§ ASSIGNMENT: Scan the records below and copy every line that contains the string "Street".

§ RECORDS PROVIDED:

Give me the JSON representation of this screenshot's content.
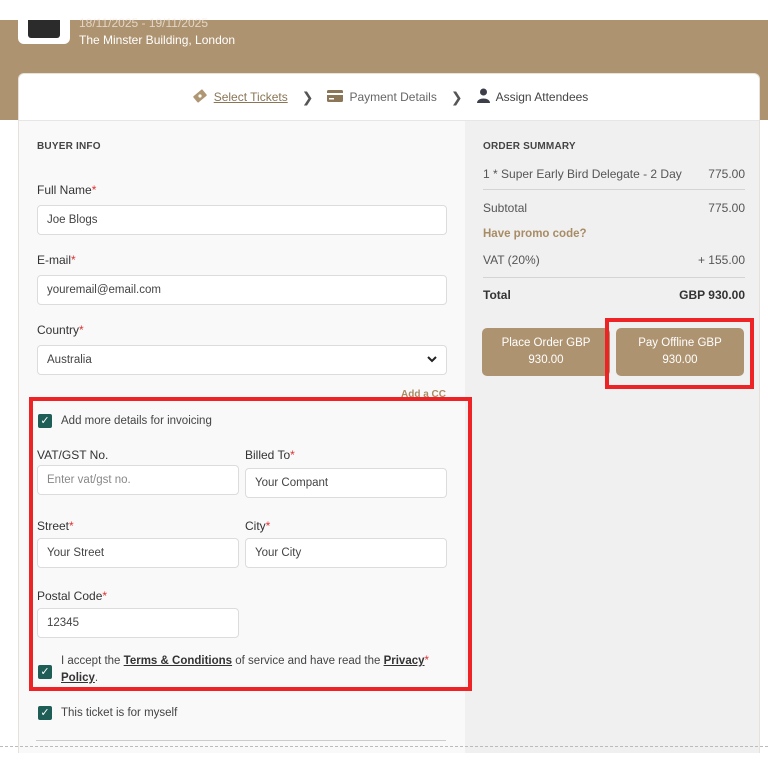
{
  "event": {
    "dates": "18/11/2025 - 19/11/2025",
    "venue": "The Minster Building, London"
  },
  "steps": [
    {
      "label": "Select Tickets",
      "icon": "ticket-icon",
      "active": true
    },
    {
      "label": "Payment Details",
      "icon": "card-icon",
      "active": false
    },
    {
      "label": "Assign Attendees",
      "icon": "person-icon",
      "active": false
    }
  ],
  "buyer": {
    "title": "BUYER INFO",
    "full_name_label": "Full Name",
    "full_name_value": "Joe Blogs",
    "email_label": "E-mail",
    "email_value": "youremail@email.com",
    "country_label": "Country",
    "country_value": "Australia",
    "add_cc": "Add a CC",
    "invoice_checkbox": "Add more details for invoicing",
    "vat_label": "VAT/GST No.",
    "vat_placeholder": "Enter vat/gst no.",
    "billed_label": "Billed To",
    "billed_value": "Your Compant",
    "street_label": "Street",
    "street_value": "Your Street",
    "city_label": "City",
    "city_value": "Your City",
    "postal_label": "Postal Code",
    "postal_value": "12345",
    "terms_pre": "I accept the ",
    "terms_link": "Terms & Conditions",
    "terms_mid": " of service and have read the ",
    "privacy_link1": "Privacy",
    "privacy_link2": "Policy",
    "terms_end": ".",
    "myself_checkbox": "This ticket is for myself"
  },
  "summary": {
    "title": "ORDER SUMMARY",
    "item_label": "1 * Super Early Bird Delegate - 2 Day",
    "item_price": "775.00",
    "subtotal_label": "Subtotal",
    "subtotal_value": "775.00",
    "promo": "Have promo code?",
    "vat_label": "VAT (20%)",
    "vat_value": "+ 155.00",
    "total_label": "Total",
    "total_value": "GBP 930.00",
    "place_order_line1": "Place Order GBP",
    "place_order_line2": "930.00",
    "pay_offline_line1": "Pay Offline GBP",
    "pay_offline_line2": "930.00"
  },
  "colors": {
    "brand": "#ae9370",
    "accent_text": "#a88c64",
    "checkbox": "#1f5d57",
    "required": "#e0312f",
    "highlight": "#ee2326"
  }
}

§ WRITTEN ANSWER:
    "street_label": "Street",
    "street_value": "Your Street",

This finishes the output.